Oil spill : Fallibility of human technology strikes again!

6 May 2010

Gulf of Mexico oil spill threatens human and marine life.

The Deepwater Horizon drilling rig exploded in the Gulf of Mexico on April 20, burst into flames, then toppled into the sea roughly 50 miles from the coastline of Louisiana. Eleven workers were killed and another 17 injured of the 126 people on the rig. Over the next fortnight, events turned from human tragedy to economic threat and environmental disaster. Unlike the devastation of hurricane Katrina, which tore through the Gulf coast states in 2005, this catastrophe is playing out in slow motion, as crude oil spews from three leaks in the riser (the piping that connects the well head to the surface) at the rate of more than 200,000 gallons a day and spreads toward the coast. The depth of the leak—5,000+ feet—and stormy weather have conspired to defeat technology and ingenuity. Choppy water has scattered dispersants, confounded efforts to skim off or burn off pooling oil and waves have pushed the slick over the top of the hundreds of thousands of feet of boom laid offshore.

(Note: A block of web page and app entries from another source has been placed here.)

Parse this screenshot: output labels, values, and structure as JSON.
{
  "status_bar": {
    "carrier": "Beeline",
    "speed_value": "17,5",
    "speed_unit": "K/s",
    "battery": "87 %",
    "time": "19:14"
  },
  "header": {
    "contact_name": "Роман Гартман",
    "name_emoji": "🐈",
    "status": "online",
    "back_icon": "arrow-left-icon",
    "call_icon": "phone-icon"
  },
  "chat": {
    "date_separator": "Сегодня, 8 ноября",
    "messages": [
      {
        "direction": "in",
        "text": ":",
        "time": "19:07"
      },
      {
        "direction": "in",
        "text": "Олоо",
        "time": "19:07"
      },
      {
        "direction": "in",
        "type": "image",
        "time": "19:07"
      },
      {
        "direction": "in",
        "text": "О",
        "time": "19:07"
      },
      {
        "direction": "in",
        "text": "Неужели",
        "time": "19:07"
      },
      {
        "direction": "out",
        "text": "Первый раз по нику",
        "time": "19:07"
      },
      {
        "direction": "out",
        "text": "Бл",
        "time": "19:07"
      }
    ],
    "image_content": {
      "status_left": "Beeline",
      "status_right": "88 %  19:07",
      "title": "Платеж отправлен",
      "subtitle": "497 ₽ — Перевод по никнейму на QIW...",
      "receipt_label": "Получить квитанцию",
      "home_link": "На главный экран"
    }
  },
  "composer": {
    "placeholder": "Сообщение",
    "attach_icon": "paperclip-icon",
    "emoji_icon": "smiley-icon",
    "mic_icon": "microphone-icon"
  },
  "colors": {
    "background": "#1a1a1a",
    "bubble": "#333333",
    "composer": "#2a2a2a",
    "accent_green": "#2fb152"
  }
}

British Petroleum, which was leasing the rig, has called on the newest technology, to little avail. Robots were sent down immediately and are still working to try to seal off the riser where emergency seals failed to shut off the flow. A Subsea Oil Recovery System, a large structure that can be placed over the largest leak source to collect the oil and pump it up to a tanker for storage and shipping, will be moved in as weather permits, unprecedented at such a great depth. Dispersants are being injected at the leak site itself, a technique not tried before. Fisheries have been closed and fishing vessels hired to help with the cleanup. Onshore, wildlife rescue organizations have sent staff to set up treatment centers. Boom is ready to be deployed along the shoreline of four states to protect sensitive ecosystems—including more than half the coastal wetlands in the lower 48 states. The rapidity and variety of responses reflect lessons learned from the Santa Barbara, Ixtoc II and Exxon Valdez disasters but they also underline Jacques Cousteau’s warning that, “all human undertakings are fallible.”